The Verbal Section on The GRE

A lot of students stress about the Verbal section when preparing for the GRE. While it is important to familiarize yourself with the language of this section, it is also important to know what to expect on test day.

Below we will discuss the various topics that you can expect to encounter in the Verbal Section of the GRE.

The Geography of the Verbal Section

The GRE Verbal component is intended to assess your verbal reasoning ability. This chapter will go over the different types of questions you’ll encounter, how to pace yourself, and the basic methods for navigating the Verbal part. This chapter will also explain the relevance of vocabulary on the test, as well as some helpful hints for studying GRE vocabulary.

What’s on the Verbal Section?

The Verbal component of the GRE, according to ETS, accomplishes the following:

  • Places a stronger emphasis on analytical abilities and contextual language understanding rather than isolated vocabulary.
  • More text-based items are used.
  • Contains a larger array of reading options.
  • This test focuses on skills that are more closely related to those utilized in graduate school.
  • Increases the number of computer-assisted tasks.

What does this mean for you?

  • There will be no analogies or antonyms questions on this test, as there were on the previous version of the GRE.
  • You’ll come across some unusual question formats that you’ve probably never seen before.
  • Though the new version of the test is said to place less emphasis on vocabulary, there’s no denying that the more vocabulary you have when you sit down to take the test, the better. As a result, vocabulary is as crucial as it has always been.

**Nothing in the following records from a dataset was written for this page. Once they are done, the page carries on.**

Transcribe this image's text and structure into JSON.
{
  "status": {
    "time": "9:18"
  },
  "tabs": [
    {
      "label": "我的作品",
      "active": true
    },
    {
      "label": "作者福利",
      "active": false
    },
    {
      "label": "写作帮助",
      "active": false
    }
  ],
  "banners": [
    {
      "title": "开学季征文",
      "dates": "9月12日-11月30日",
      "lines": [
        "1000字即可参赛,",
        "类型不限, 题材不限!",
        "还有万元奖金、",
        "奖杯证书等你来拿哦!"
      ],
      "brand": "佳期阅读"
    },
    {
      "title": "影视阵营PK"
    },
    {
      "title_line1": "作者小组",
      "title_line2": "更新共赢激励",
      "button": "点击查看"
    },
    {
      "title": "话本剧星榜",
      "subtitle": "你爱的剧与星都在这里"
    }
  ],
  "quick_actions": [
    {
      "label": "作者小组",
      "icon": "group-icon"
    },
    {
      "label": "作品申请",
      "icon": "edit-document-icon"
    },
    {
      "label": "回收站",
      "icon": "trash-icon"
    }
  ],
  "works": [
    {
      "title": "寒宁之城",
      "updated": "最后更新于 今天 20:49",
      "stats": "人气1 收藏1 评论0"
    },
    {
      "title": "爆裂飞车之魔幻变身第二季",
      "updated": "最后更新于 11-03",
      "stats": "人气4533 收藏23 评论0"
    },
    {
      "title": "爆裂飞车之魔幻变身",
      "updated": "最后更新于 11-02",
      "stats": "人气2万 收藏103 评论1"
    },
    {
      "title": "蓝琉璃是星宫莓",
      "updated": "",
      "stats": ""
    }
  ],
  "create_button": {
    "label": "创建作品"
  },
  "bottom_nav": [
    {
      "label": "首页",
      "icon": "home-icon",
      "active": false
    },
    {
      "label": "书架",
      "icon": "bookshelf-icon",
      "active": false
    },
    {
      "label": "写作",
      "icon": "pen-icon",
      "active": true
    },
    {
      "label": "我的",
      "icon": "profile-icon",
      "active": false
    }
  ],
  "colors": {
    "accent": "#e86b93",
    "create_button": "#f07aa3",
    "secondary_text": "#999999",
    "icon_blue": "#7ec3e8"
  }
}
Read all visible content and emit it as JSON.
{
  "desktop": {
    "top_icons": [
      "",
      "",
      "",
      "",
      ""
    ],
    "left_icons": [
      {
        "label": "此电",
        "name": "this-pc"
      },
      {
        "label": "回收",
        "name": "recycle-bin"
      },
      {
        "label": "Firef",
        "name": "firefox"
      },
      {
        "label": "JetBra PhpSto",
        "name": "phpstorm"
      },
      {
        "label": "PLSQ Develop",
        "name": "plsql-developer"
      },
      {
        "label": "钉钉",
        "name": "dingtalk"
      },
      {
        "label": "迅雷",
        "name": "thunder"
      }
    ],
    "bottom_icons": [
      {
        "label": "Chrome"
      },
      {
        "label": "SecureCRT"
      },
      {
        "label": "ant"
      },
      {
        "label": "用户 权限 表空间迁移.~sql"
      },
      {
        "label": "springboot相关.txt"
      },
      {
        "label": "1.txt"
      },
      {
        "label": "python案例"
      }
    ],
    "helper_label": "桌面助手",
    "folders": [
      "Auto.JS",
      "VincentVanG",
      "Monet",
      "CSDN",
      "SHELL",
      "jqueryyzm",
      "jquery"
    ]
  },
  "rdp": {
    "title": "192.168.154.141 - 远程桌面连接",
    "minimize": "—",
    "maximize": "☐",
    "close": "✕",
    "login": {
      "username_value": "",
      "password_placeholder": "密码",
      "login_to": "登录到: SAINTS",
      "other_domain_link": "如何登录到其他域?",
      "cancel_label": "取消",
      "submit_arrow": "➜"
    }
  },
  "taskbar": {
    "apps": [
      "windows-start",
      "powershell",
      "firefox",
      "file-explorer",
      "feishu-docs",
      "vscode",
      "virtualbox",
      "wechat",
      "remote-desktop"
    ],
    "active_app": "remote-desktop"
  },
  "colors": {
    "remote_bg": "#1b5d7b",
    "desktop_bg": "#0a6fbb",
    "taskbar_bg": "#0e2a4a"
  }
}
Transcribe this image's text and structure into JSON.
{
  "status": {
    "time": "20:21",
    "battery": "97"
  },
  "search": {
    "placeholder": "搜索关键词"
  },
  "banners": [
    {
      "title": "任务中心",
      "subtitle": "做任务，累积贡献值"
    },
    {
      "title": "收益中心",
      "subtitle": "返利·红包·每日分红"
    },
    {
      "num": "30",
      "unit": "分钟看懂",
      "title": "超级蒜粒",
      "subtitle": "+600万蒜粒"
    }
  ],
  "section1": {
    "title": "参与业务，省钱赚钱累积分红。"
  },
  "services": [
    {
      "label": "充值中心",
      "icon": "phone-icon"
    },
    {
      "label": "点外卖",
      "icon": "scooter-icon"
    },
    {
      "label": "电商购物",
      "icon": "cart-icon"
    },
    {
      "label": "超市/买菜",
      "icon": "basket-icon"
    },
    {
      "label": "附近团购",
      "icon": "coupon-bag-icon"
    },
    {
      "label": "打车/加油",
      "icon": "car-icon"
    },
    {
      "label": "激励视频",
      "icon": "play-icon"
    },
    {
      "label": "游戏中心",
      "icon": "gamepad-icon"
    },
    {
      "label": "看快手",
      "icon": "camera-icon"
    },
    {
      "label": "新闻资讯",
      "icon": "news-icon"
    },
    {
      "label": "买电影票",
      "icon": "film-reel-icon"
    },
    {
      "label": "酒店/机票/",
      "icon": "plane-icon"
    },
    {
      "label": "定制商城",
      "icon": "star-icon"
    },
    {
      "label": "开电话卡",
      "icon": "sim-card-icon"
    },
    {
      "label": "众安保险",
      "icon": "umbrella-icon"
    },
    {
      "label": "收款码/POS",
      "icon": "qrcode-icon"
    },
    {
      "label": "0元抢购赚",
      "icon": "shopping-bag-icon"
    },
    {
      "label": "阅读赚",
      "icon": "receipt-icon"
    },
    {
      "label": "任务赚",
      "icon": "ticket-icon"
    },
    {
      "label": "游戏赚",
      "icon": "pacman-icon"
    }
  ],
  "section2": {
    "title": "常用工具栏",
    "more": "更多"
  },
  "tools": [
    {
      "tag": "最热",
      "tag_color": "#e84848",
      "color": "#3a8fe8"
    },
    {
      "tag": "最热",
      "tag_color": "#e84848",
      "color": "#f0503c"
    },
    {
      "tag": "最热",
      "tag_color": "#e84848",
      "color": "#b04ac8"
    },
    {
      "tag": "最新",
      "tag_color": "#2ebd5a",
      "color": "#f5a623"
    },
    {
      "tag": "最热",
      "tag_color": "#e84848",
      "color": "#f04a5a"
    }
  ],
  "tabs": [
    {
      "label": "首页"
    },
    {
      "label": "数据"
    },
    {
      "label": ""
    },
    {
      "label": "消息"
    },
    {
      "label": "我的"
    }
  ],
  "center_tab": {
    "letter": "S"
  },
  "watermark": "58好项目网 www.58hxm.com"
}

The Verbal section of the test has three categories of questions:

  1. Text Completions.
  2. Sentence Equivalence.
  3. Reading Comprehension.

Let’s take a look at each question type in more detail.

Text Completions.

Short chunks of text with one or more blanks are used in text completion problems, and you must choose the best word to fill in each blank.

You may only notice one blank in the text, in which case you will be given five answer options, or you may see two or three blanks, each with three options.

If you fill in some but not all of the gaps correctly on a question, you will not receive partial credit, so read carefully.

Here is an example of a two-blank question:

Though Adam was incredulous upon hearing Madam Sofia’s psychic reading, after a few weeks had passed, he was (i) _________ by how remarkably (ii) _________ she had turned out to be.

Blank (i) Blank (ii)

Sentence Equivalence.

This is another form of a vocabulary-based question. Each question will have one sentence and six possible answers.

It is your responsibility to select the two response options that logically complete the phrase.

There is no partial credit, so you must choose both correct answer choices to gain points, just like with Text Completions.

Here’s an illustration:

When Selena brought home the irascible puppy, her more quiescent dogs were rattled by their new __________ housemate.

  • pugnacious.
  • languid.
  • bellicose.
  • juvenile.
  • diminutive.
  • phlegmatic.

Reading Comprehension

Regarding half of the Verbal questions, you’ll see are about reading comprehension. The length of each chapter varies from one to five paragraphs, with one to five questions per paragraph.

Regardless of length, the sections all present some sort of argument that the author is attempting to support, even if it is only the author’s personal perspective.

As a result, you’ll be asked to identify an author’s point of view, as well as the assumptions and premises that support that point of view, in some of the questions in this section.

Other Reading Comprehension questions will focus on specific elements in the paragraph that may be proven from the passage, the text’s structure or tone, how a term is used in context, or the major topic.

Thankfully, these questions rarely put your past language knowledge to the test. Reading Comprehension questions are also similar to an open-book test in that everything you need is right there in the passage!

There are three types of Reading Comprehension questions:

  1. Multiple Choice.
  2. Select All That Apply.
  3. Select a Sentence.

You must click on the sentence in the paragraph that you believe answers the question when you see a Select-a-Sentence question like the one above.

How is the GRE VERBAL SECTION structured?

There are two verbal portions on the GRE that are rated multiple-choice. Each part will last 30 minutes and contain 20 questions.

The difficulty of the next Verbal segment you are given is determined by how well you perform on the previous Verbal part.

The order of the verbal portions is usually consistent. The first six questions will be Text Completion, followed by five or six Reading Comprehension questions, then four or five Sentence Equivalence questions, and finally four or five more Reading Comprehension questions.

The two verbal sections in the profile will look something like this:



Final Note

The Verbal component of the GRE is divided into two 30-minute sections, each with 20 questions.

Text completion, sentence equivalence, and reading comprehension questions make up the verbal component.